Obvious solution to housing bubble – put a price on the holding of land

Dilapidated, no power, no water. But still worth $1million

Dilapidated, no power, no water. But still worth $1million

The debate on Auckland's out of control housing crisis is missing one critical factor. While some commentators actually realise it is the rising price of land that is the issue, most ignore it. If only there was a price on the holding of land, values wouldn’t rise so fast.

The key is understanding that the Auckland Council was enshrined in legislation mandating that rates are struck on capital value. That financially disincentives building. For most of NZ history council rates were struck on land value only. This may be the reason that Wellington, Napier and Dunedin are relatively compact.

If you strike rates on only land value it
1. Encourages development and building because there is no financial disincentive to improving land.
2. Prevents urban sprawl
3. Prevents leapfrogging where there are holes in the development.
4. Is progressive, favouring the poor. Property ownership is more concentrated than income so rich people end up paying more.
5. Stops land value from rising too fast.
6. Stops rents from rising as rents rise more if the landlord needs to pay extra rates if the house is upgraded.
7. Forces slum landlords to sell or develop.(especially if the price on holding land is high enough)

Section 13 of the Local Government (Auckland Transitional Provisions) Act 2010 requires the general rate to be set on capital values.

In 1998 Pennsylvania changed its laws to allow urban authorities to split their property taxes into land tax rates and building tax rates.

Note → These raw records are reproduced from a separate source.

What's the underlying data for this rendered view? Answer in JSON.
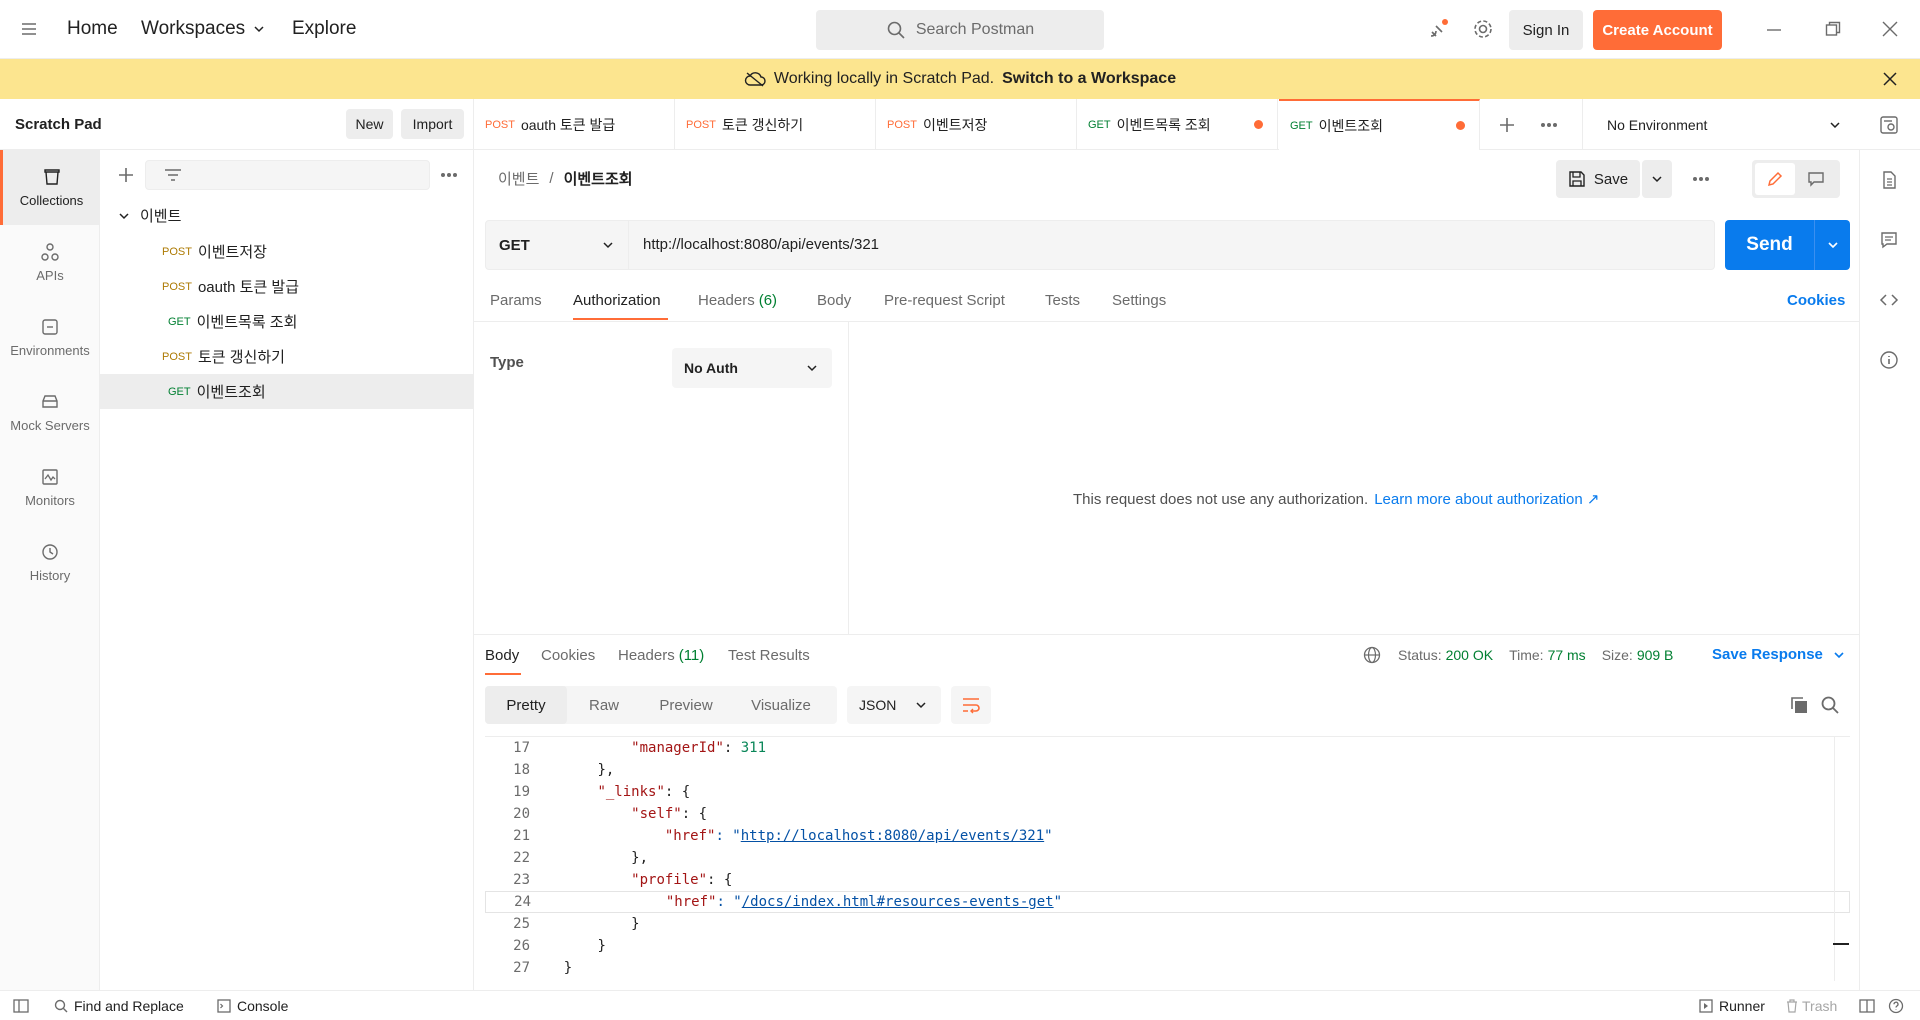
{
  "topbar": {
    "home": "Home",
    "workspaces": "Workspaces",
    "explore": "Explore",
    "search_placeholder": "Search Postman",
    "sign_in": "Sign In",
    "create_account": "Create Account"
  },
  "banner": {
    "text": "Working locally in Scratch Pad.",
    "link": "Switch to a Workspace"
  },
  "sidebar_header": {
    "title": "Scratch Pad",
    "new": "New",
    "import": "Import"
  },
  "rail": {
    "items": [
      {
        "label": "Collections"
      },
      {
        "label": "APIs"
      },
      {
        "label": "Environments"
      },
      {
        "label": "Mock Servers"
      },
      {
        "label": "Monitors"
      },
      {
        "label": "History"
      }
    ]
  },
  "collection": {
    "name": "이벤트",
    "requests": [
      {
        "method": "POST",
        "name": "이벤트저장"
      },
      {
        "method": "POST",
        "name": "oauth 토큰 발급"
      },
      {
        "method": "GET",
        "name": "이벤트목록 조회"
      },
      {
        "method": "POST",
        "name": "토큰 갱신하기"
      },
      {
        "method": "GET",
        "name": "이벤트조회"
      }
    ]
  },
  "tabs": [
    {
      "method": "POST",
      "name": "oauth 토큰 발급"
    },
    {
      "method": "POST",
      "name": "토큰 갱신하기"
    },
    {
      "method": "POST",
      "name": "이벤트저장"
    },
    {
      "method": "GET",
      "name": "이벤트목록 조회"
    },
    {
      "method": "GET",
      "name": "이벤트조회"
    }
  ],
  "environment": "No Environment",
  "breadcrumb": {
    "parent": "이벤트",
    "sep": "/",
    "current": "이벤트조회"
  },
  "save": "Save",
  "request": {
    "method": "GET",
    "url": "http://localhost:8080/api/events/321",
    "send": "Send"
  },
  "req_tabs": {
    "params": "Params",
    "authorization": "Authorization",
    "headers": "Headers",
    "headers_count": "(6)",
    "body": "Body",
    "prerequest": "Pre-request Script",
    "tests": "Tests",
    "settings": "Settings",
    "cookies": "Cookies"
  },
  "auth": {
    "type_label": "Type",
    "type_value": "No Auth",
    "message": "This request does not use any authorization.",
    "learn_more": "Learn more about authorization ↗"
  },
  "response": {
    "tabs": {
      "body": "Body",
      "cookies": "Cookies",
      "headers": "Headers",
      "headers_count": "(11)",
      "test_results": "Test Results"
    },
    "status_label": "Status:",
    "status_value": "200 OK",
    "time_label": "Time:",
    "time_value": "77 ms",
    "size_label": "Size:",
    "size_value": "909 B",
    "save_response": "Save Response",
    "views": {
      "pretty": "Pretty",
      "raw": "Raw",
      "preview": "Preview",
      "visualize": "Visualize"
    },
    "format": "JSON"
  },
  "code": {
    "lines": [
      {
        "n": "17",
        "indent": "            ",
        "key": "\"managerId\"",
        "rest": ": ",
        "val": "311",
        "valType": "num"
      },
      {
        "n": "18",
        "indent": "        ",
        "key": "",
        "rest": "},",
        "val": "",
        "valType": ""
      },
      {
        "n": "19",
        "indent": "        ",
        "key": "\"_links\"",
        "rest": ": {",
        "val": "",
        "valType": ""
      },
      {
        "n": "20",
        "indent": "            ",
        "key": "\"self\"",
        "rest": ": {",
        "val": "",
        "valType": ""
      },
      {
        "n": "21",
        "indent": "                ",
        "key": "\"href\"",
        "rest": ": \"",
        "val": "http://localhost:8080/api/events/321",
        "valType": "link"
      },
      {
        "n": "22",
        "indent": "            ",
        "key": "",
        "rest": "},",
        "val": "",
        "valType": ""
      },
      {
        "n": "23",
        "indent": "            ",
        "key": "\"profile\"",
        "rest": ": {",
        "val": "",
        "valType": ""
      },
      {
        "n": "24",
        "indent": "                ",
        "key": "\"href\"",
        "rest": ": \"",
        "val": "/docs/index.html#resources-events-get",
        "valType": "link"
      },
      {
        "n": "25",
        "indent": "            ",
        "key": "",
        "rest": "}",
        "val": "",
        "valType": ""
      },
      {
        "n": "26",
        "indent": "        ",
        "key": "",
        "rest": "}",
        "val": "",
        "valType": ""
      },
      {
        "n": "27",
        "indent": "    ",
        "key": "",
        "rest": "}",
        "val": "",
        "valType": ""
      }
    ]
  },
  "statusbar": {
    "find_replace": "Find and Replace",
    "console": "Console",
    "runner": "Runner",
    "trash": "Trash"
  },
  "colors": {
    "accent": "#ff6c37",
    "primary": "#097bed",
    "banner": "#fce58f",
    "post": "#ad7a03",
    "get": "#007f31"
  }
}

The cities that put more tax on land than on building all avoided property bubbles and prevented urban sprawl. Pittsburg survived and thrived after steel.

Unless something is done to reverse the part of the legislation mandating for capital value rating, we will continue to have rising house prices, urban sprawl and inequality.

We also have to get rid of Universal Fixed Annual Charges. The Shand Report of 2007 recommended this as it found them to be regressive. They also recommended getting rid of rating differentials and recommended everyone go on capital value rating. What a shame. Their recommendation to go on capital value rating was wrong, but the other two right recommendations seem to have been completely ignored.

However rating systems, even when imposed on land values do not capture all the capital gain from holding land. It is important that a full rental is placed on land value and the revenue is shared by local and central government. A land based rating system can only go so far to capture the rental and stop it being privately captured.

Why our are farmers farming for capital gain?

Andrew Gawith, Director of Gareth Morgan Investments, described the economics of farming in New Zealand as “speculative” as the financial benefits are almost entirely dependent on capital gains. Other than dairy, income is puny and unreliable, he said."Farm finances don't add up." (NZ Herald, Nov 30, 2010)

Alvin and Judy ReidWhereas UK and US price of rural land doubled in a decade, the value of farmland in New Zealand has risen at 10.7% a year over the past 20 years. (That is the value of farmland doubles in less than seven years). “That’s a real after tax return of something in the order of 7 percent to 8 percent a year.” He points out this is double the return of sharemarkets.

He says, “Farming is the most popular business for banks to lend to. While other areas of economic endeavour are starved of capital, banks have very nearly drowned farming with debt. The ease with which farmers can get capital has helped push up the price of land.”

If farmers are drowning in debt, they will not be able to withstand a rise in interest rates. An article in NZ Farmer warns that with the drop in the price of milk, a quarter of farmers are heading for loss unless prices rise. So as China’s economy slows the high debt farmers are most vulnerable. Winston is watching.

gw-speech-the-significance-of-dairy-to-the-new-zealand-economy-7-may-201400This is our dairy debt from 1990-2014. It has multiplied by eight over those 24 years. Gareth Vaughan reminds us that nearly 70% of this dairy debt is on floating mortgages. Dairy debt was around $32 b in 2013, up from $8 b in 2003, which makes a quadrupling in a decade!

Farming is very capital intensive, with only mining and utilities more so. According to a NZIER study “Around three quarters of value added in agriculture is from capital (land, plant and machinery). This is higher than the economy wide average of around 50%.”

If dairy farming turns out to be the cause of our country’s Minsky moment, can we avert a crisis by taking control of our currency creation and land tenure system at Community Board level? Not only is this our only hope, but it will lead eventually to greater productivity and equality – as well as getting good young farmers on the land at an affordable entry level.